Sorensen Fellows urge students to change world
Awards offer opportunity to integrate internship and coursework
Calliope Desenberg ’12 did not enter Brandeis planning to be a Sorensen Fellow – in fact, she knew nothing about the program. “Spring semester freshman year a friend took me to the Sorensen Fellowship info session with the promise of free food and something about a cool-sounding summer program,” says Desenberg.
“I went with the intention of a nice snack-provided study break, but then ended up hearing about a fellow’s amazing experience.” she says. “It was pretty cool to hear how different her summer was than she expected and what she did to adapt to the challenges.”
When she decided to apply, the first thing she did was go to the Sorensen ‘Internship Ideas and Leads’ webpage.
"I was taking Prof. Gordie Fellman’s sociology class War and Possibilities of Peace, so I was particularly drawn to organizations focused on conflict resolution and nonviolence work. To be honest, it was pretty random that I wound up in Costa Rica with the Centro de Estudios para la Paz (Center for Peace Studies), but it ended up being a huge learning experience,” Desenberg says.
Jessye Kass '13 spent her Sorensen Fellowship summer in Ghana as one of the founders of Attukwei Art Foundation, which brings art projects to students who are living in underprivileged areas, or who have been victims of forced child labor and sex slavery.
“I knew when I entered Brandeis that I wanted to change the world,” says Kass. “The Sorensen Fellowship gave me the support, as a community and financially, to take the first steps to make that change – and through this fellowship, I have arguably changed many lives of the young women I've worked with in Ghana.”

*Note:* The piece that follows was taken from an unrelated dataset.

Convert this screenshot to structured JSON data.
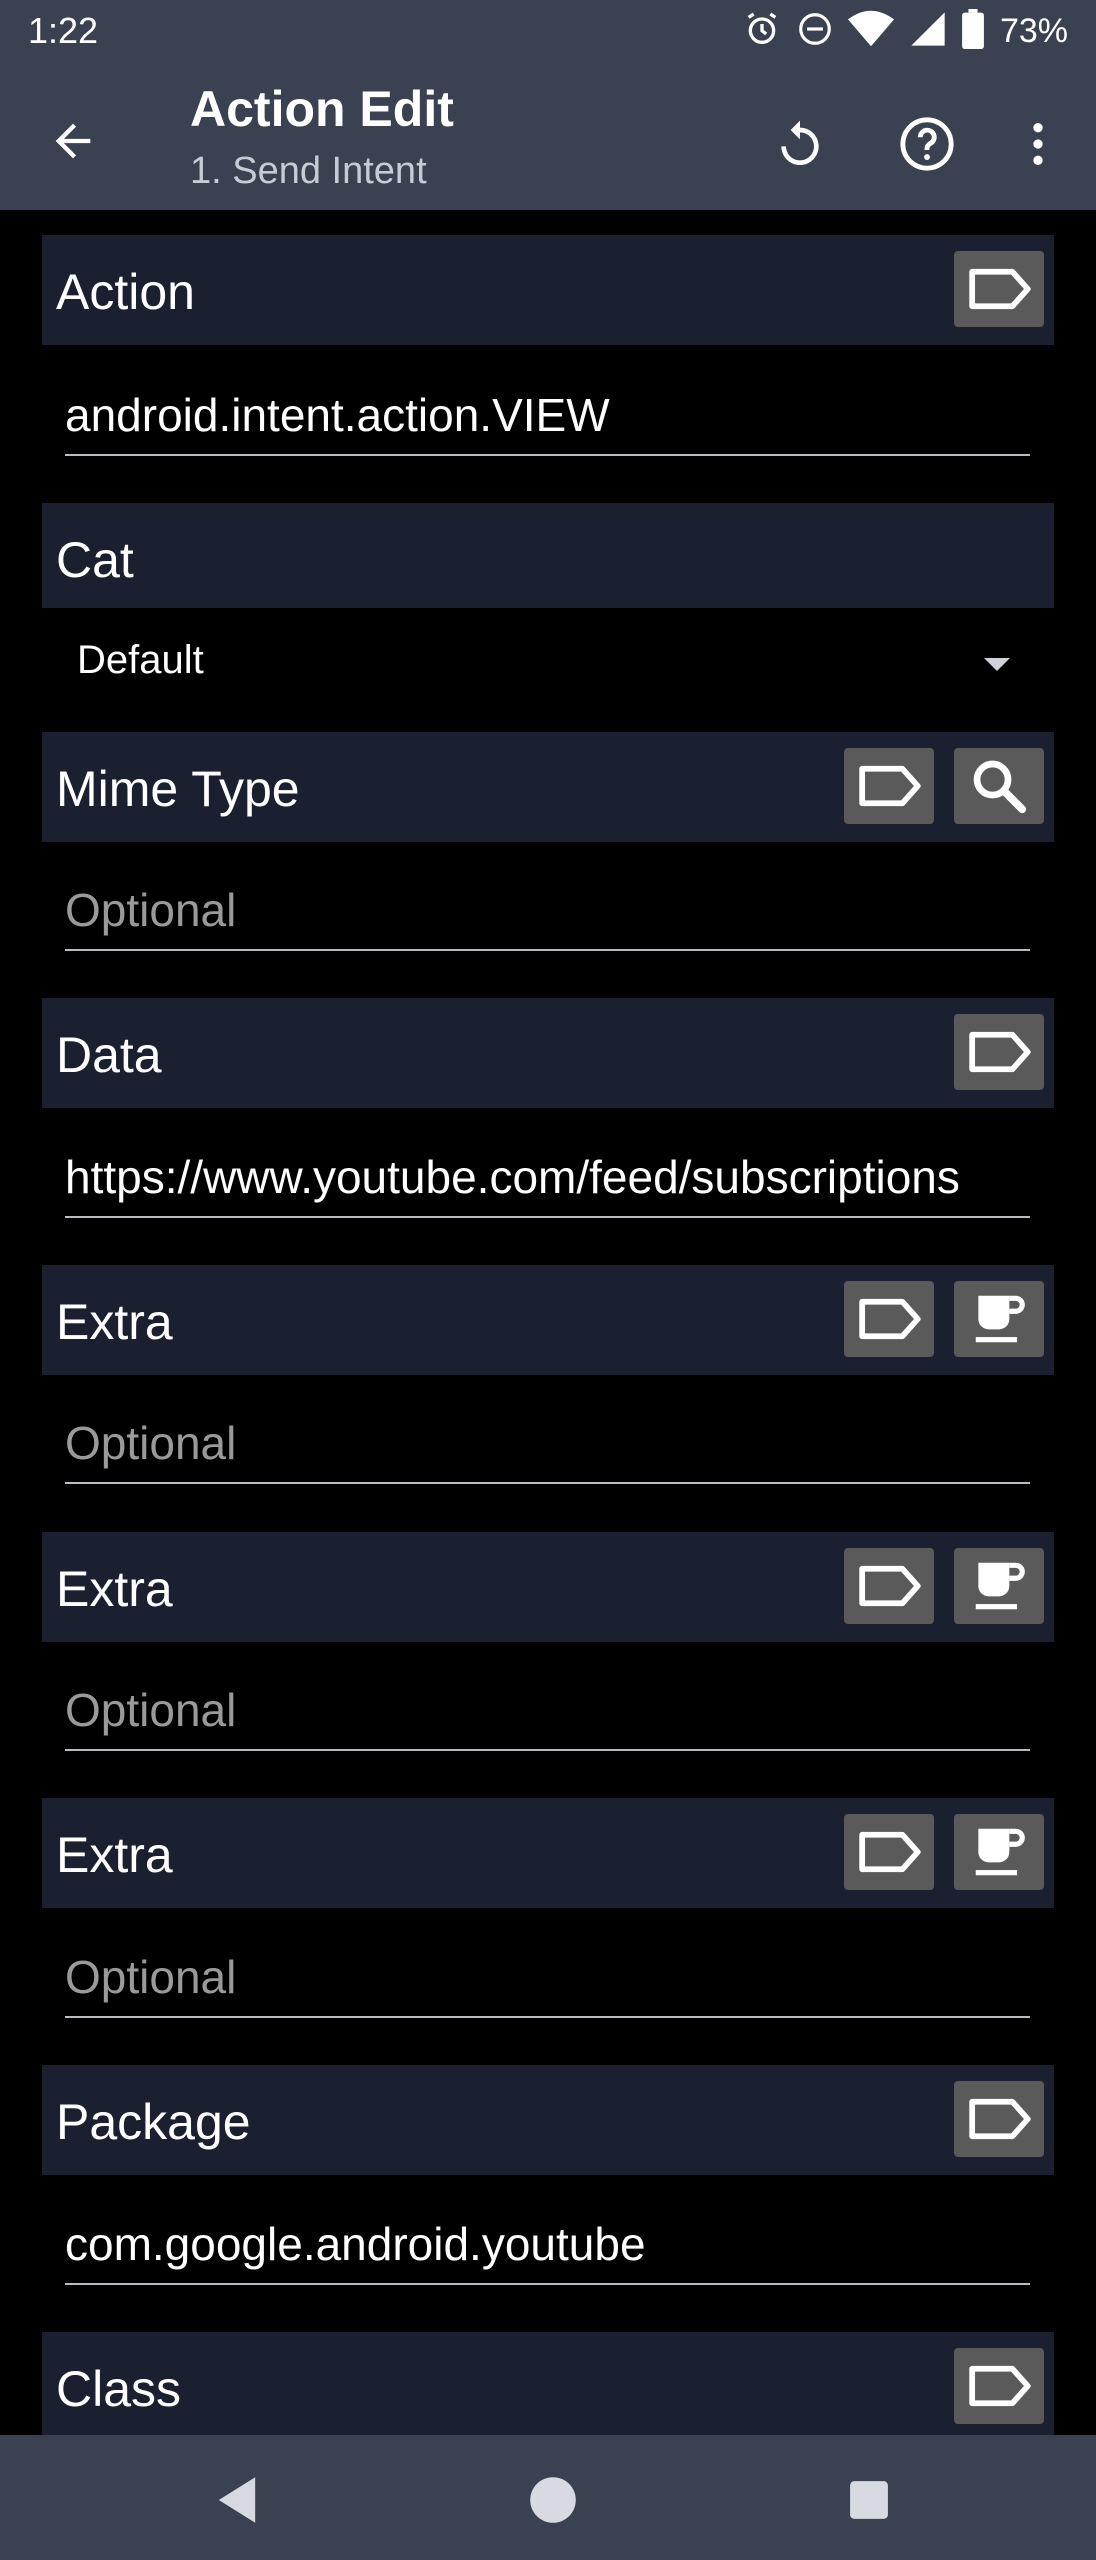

The Sorensen Fellowship is a unique opportunity for Brandeis University sophomores and juniors to integrate coursework with summertime internships in the United States and overseas. Open to sophomores and juniors in any major, Sorensen Fellows receive a stipend to cover travel and living expenses for their summer internships — $4,000 for internships abroad, $3,500 for domestic internships. They return to Brandeis in the fall to process their experiences in the seminar “Internship in Peace, Conflict and Coexistence Studies,” PAX 89.
Learn about the 2013 Sorensen Fellowship at an information session from 3 to 4 p.m. Wednesday, May 2 at the Abraham Shapiro Academic Complex Atrium. Speak with representatives of the Sorensen Fellowship, and ask questions about the application process and the Fellowship experience. More info and RSVP (optional) on Facebook.
“Do not to be intimidated by the Sorensen Fellowship,” says Desenberg. “I remember talking to my friends when I first started searching for internships and working on my application. A bunch of them said, ‘Oh that sounds cool, but it’s way too competitive. No way they’d give one to me, so why would I bother trying?’ You don’t have to be some sort of “all-star” who has their entire future figured out – I certainly wasn’t! The important thing is to find an organization whose work you’re really interested in and to articulate what fires you up about their work.”
“I now feel much more confident in my ability to go someplace totally unknown, adapt to new situations, and deal with all the unexpected issues that inevitably will come up,” she says. “And as a result of the required fall class (Internship in Peace, Conflict, and Coexistence Studies - PAX 89), I am now a much better writer.”
Says Kass: “Just do it. Believe in yourself and put your best idea forward. Just going through the application process is a good life skill to have and helps prepare you for the future. And this fellowship can change your life.”
“This Fellowship helped me believe in myself, my NGO and the passion I have for Ghana and for changing the world. It also provided me with a strong community of some of the most active, intellectual and wonderful people on campus, from the staff and professor of the fellowship to the fellows themselves,” Kass said. “I've never felt more supported at Brandeis than I do and did by the Sorensen Fellowship. It allowed me to hit the ground running, and I have run with it. I am making a difference at Brandeis, by bringing fellow students to Ghana to work with my NGO, and in Ghana, by bringing art therapy and art to children who do not otherwise have access to creative expression.”
Desenberg also emphasized the strength of the Sorensen Fellowship community:
“I have become friends with some of the brightest, most passionate, strong, caring, and motivated people that I have had the pleasure of knowing at Brandeis thanks to the Fellowship,” she said. “The incredible support I felt throughout from the other fellows, as well as from the staff and faculty in the program, made all the difference in making it through what I found to be a really challenging experience.”
Read more about Desenberg’s and Kass’s experiences in the “Voices in Solidarity: Six Friends Reaching for Healing Across the World” – a compilation of the reflections of the 2011 Sorensen Fellows.
The Sorensen Fellowship program honors the late Theodore C. “Ted” Sorensen for his lifelong commitment to public service and for his 10 years as founding chair of the Ethics Center’s International Advisory Board. Sorensen was policy adviser, legal counsel and speechwriter to President John F. Kennedy, practiced international law for four decades and was a widely published author on the presidency and foreign affairs. [Read a remembrance of Sorensen’s life and work.]